  1. OXEN ARE PURPOSED TO WORK

Farmers don’t yoke their oxen for show and they certainly don’t do it for fun – it’s an important part of their purpose. In short, they were meant for work! In the same way, marriage exists to produce. The “work” of marriage should produce holiness, it should produce godly children, it should produce a dependence on the grace of God, and it should produce a clear (yet still not fully complete) picture of Christ and the church. John Piper famously once write that “God designed marriage not to make you happy but to make you holy.”William Tyndale said, “Marriage was ordained for a remedy and to increase the world and for the man to help the woman and the woman the man, with all love and kindness.”Anyone familiar with Malachi 2:15 understands that God wants godly generations to come out of godly marriages. It’s safe to say that marriage is work and that work is our purpose for being yoked together. Talk about de-romanticizing the Disney version of marriage in a day and age where everything is about being happy and living happily-ever-after. Like it or not, it’s true. But don’t lose heart! Love is still as foundational as ever in marriage because who wants to do all that work with someone they don’t love? And all the hopeless romantics said, “Amen.”

  1. OXEN ARE BETTER TOGETHER

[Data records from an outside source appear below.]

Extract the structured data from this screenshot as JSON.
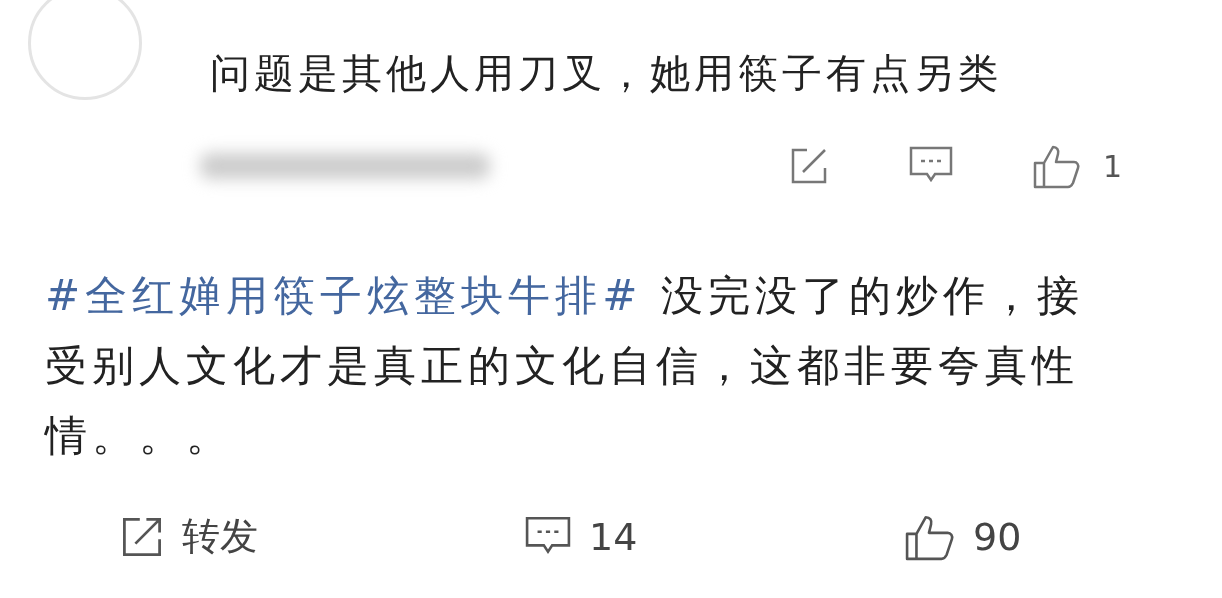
{
  "reply": {
    "text": "问题是其他人用刀叉，她用筷子有点另类",
    "likes": "1"
  },
  "post": {
    "hashtag": "#全红婵用筷子炫整块牛排#",
    "text": "没完没了的炒作，接受别人文化才是真正的文化自信，这都非要夸真性情。。。"
  },
  "actions": [
    {
      "kind": "share",
      "label": "转发"
    },
    {
      "kind": "comment",
      "label": "14"
    },
    {
      "kind": "like",
      "label": "90"
    }
  ]
}
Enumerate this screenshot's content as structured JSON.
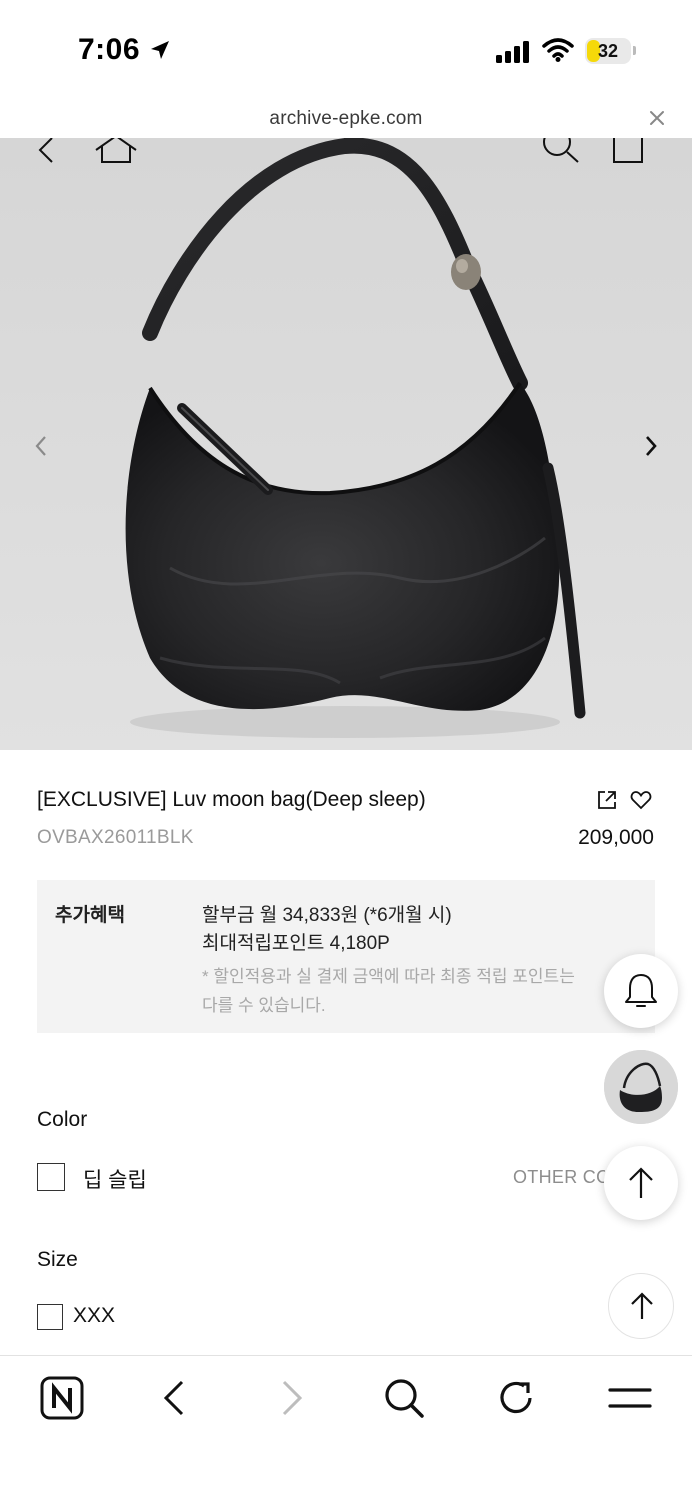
{
  "status_bar": {
    "time": "7:06",
    "battery_level": "32",
    "battery_fraction": 0.32,
    "icons": [
      "location-arrow-icon",
      "cellular-signal-icon",
      "wifi-icon",
      "battery-icon"
    ]
  },
  "browser": {
    "url": "archive-epke.com",
    "close_icon": "close-icon"
  },
  "gallery": {
    "top_icons": [
      "back-chevron-icon",
      "home-icon",
      "search-icon",
      "shopping-bag-icon"
    ],
    "prev_icon": "chevron-left-icon",
    "next_icon": "chevron-right-icon"
  },
  "product": {
    "name": "[EXCLUSIVE] Luv moon bag(Deep sleep)",
    "code": "OVBAX26011BLK",
    "price": "209,000",
    "share_icon": "share-icon",
    "wishlist_icon": "heart-icon"
  },
  "benefits": {
    "label": "추가혜택",
    "installment": "할부금 월 34,833원 (*6개월 시)",
    "points": "최대적립포인트 4,180P",
    "note": "* 할인적용과 실 결제 금액에 따라 최종 적립 포인트는 다를 수 있습니다."
  },
  "options": {
    "color_title": "Color",
    "color_option": "딥 슬립",
    "other_colors": "OTHER COLORS",
    "size_title": "Size",
    "size_option": "XXX"
  },
  "floating": {
    "notify_icon": "bell-icon",
    "thumbnail": "product-thumbnail",
    "scroll_top_icon": "arrow-up-icon"
  },
  "toolbar": {
    "icons": [
      "naver-logo-icon",
      "back-arrow-icon",
      "forward-arrow-icon",
      "search-icon",
      "refresh-icon",
      "menu-icon"
    ]
  }
}
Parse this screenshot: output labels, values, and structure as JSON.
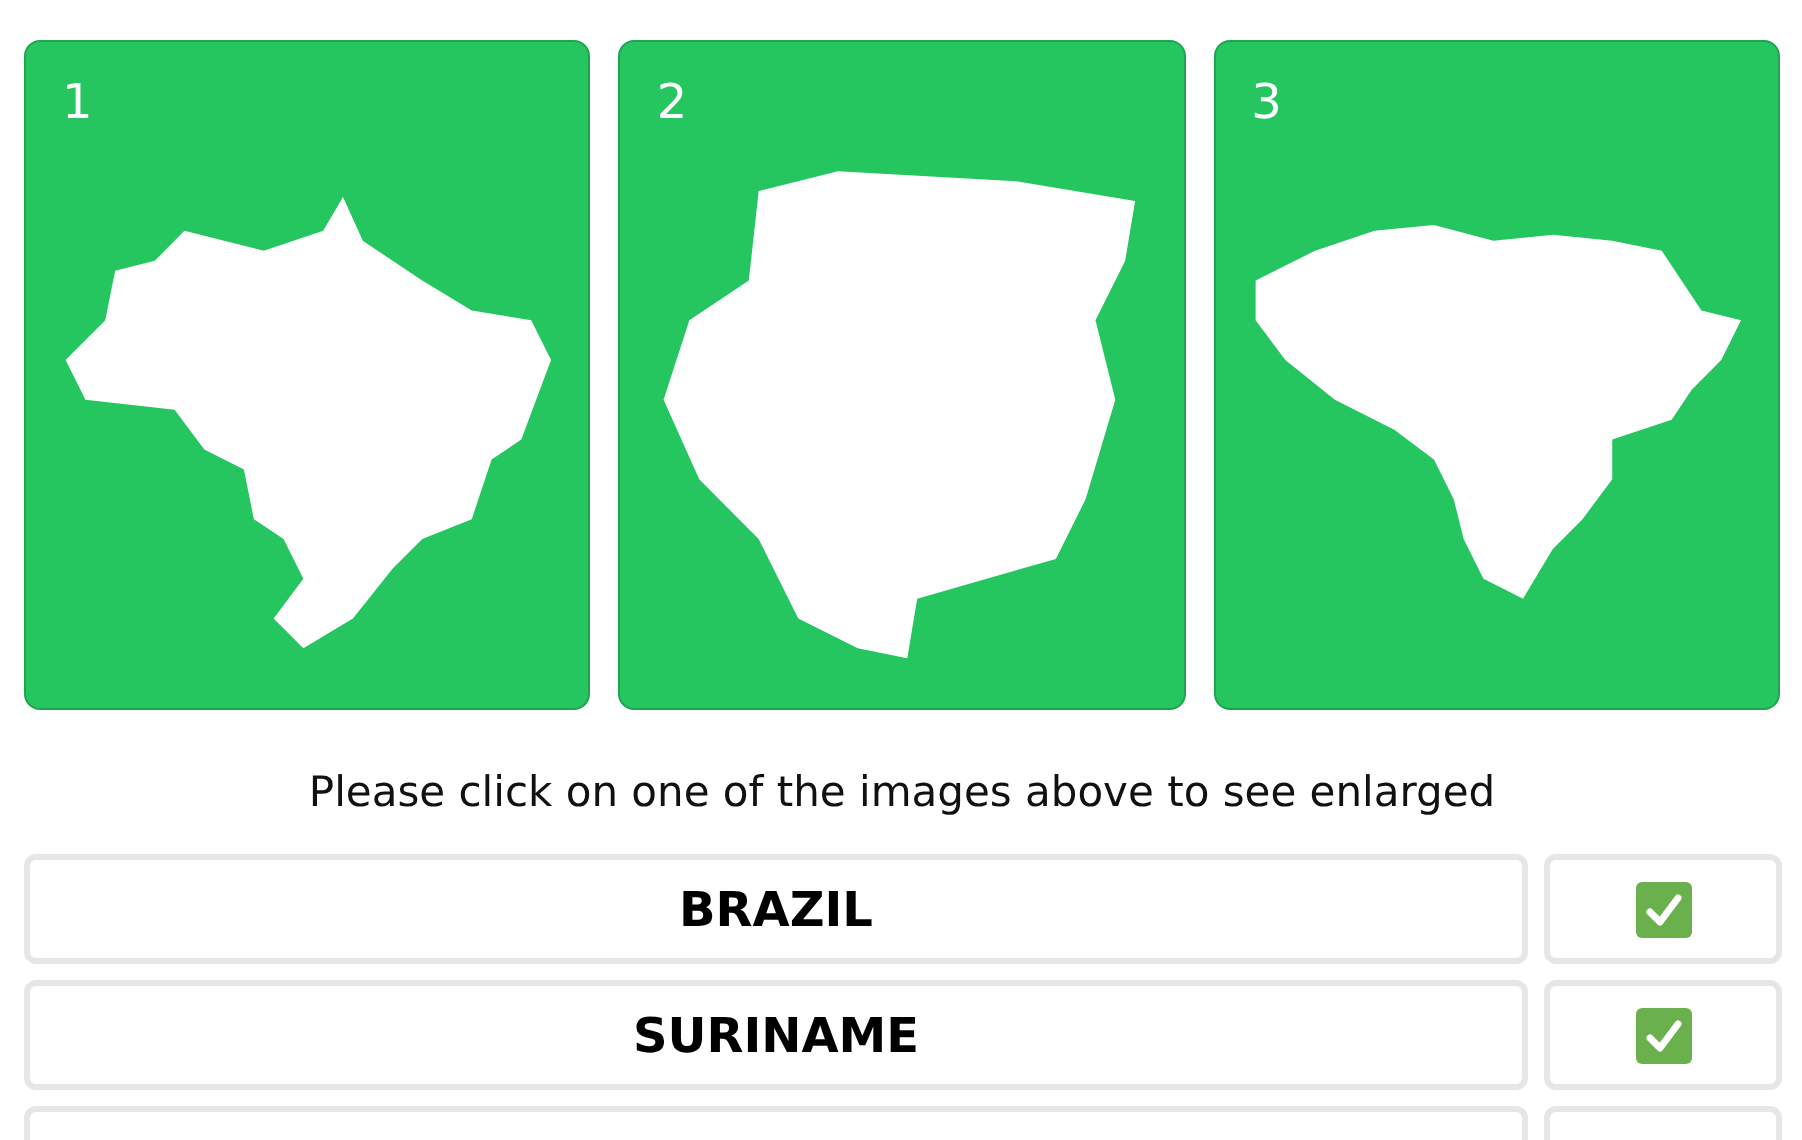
{
  "cards": [
    {
      "number": "1",
      "kind": "brazil"
    },
    {
      "number": "2",
      "kind": "suriname"
    },
    {
      "number": "3",
      "kind": "venezuela"
    }
  ],
  "prompt": "Please click on one of the images above to see enlarged",
  "answers": [
    {
      "label": "BRAZIL",
      "correct": true
    },
    {
      "label": "SURINAME",
      "correct": true
    }
  ]
}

Have you ever seen two oxen plowing together? A quick YouTube search will prove this simple fact to be true: they are better together! One 1500lbs ox can do some damage, but two yoked together are unstoppable. It’s amazing what oxen can do when there’s two – and marriage is no different. God intended for both men and women to accept their roles, follow His design, and stick to His purpose. There’s no success in a lone-ranger marriage. A true Christian marriage is a shared mind, shared body, shared emotions, shared goals, and shared direction. It’s you-win-I-win, you-lose-I-lose. In many cultures the concept of “better together” is so prioritized that as a symbol of unity they chain a young couple together during the wedding and sometimes longer. When Jesus said, “…they are no longer two, but one flesh. What therefore God has joined together, let no man separate” (Matthew 19:6), He was making the commitment of marriage crystal clear. When a man and woman stand to pledge themselves to one another on the wedding day, they are partaking in a gracious gift God gave humanity, and receiving of His blessings. Consequently, when they break those vows, they are not consciously uncoupling or agreeing to disagree…they are offending God and turning their backs on their vows to Him as the One who declared, “I hate divorce”(Malachi 2:16).

So there you have it. Marriage advice from the most unlikely of places. Thank God for oxen and thank God for grace!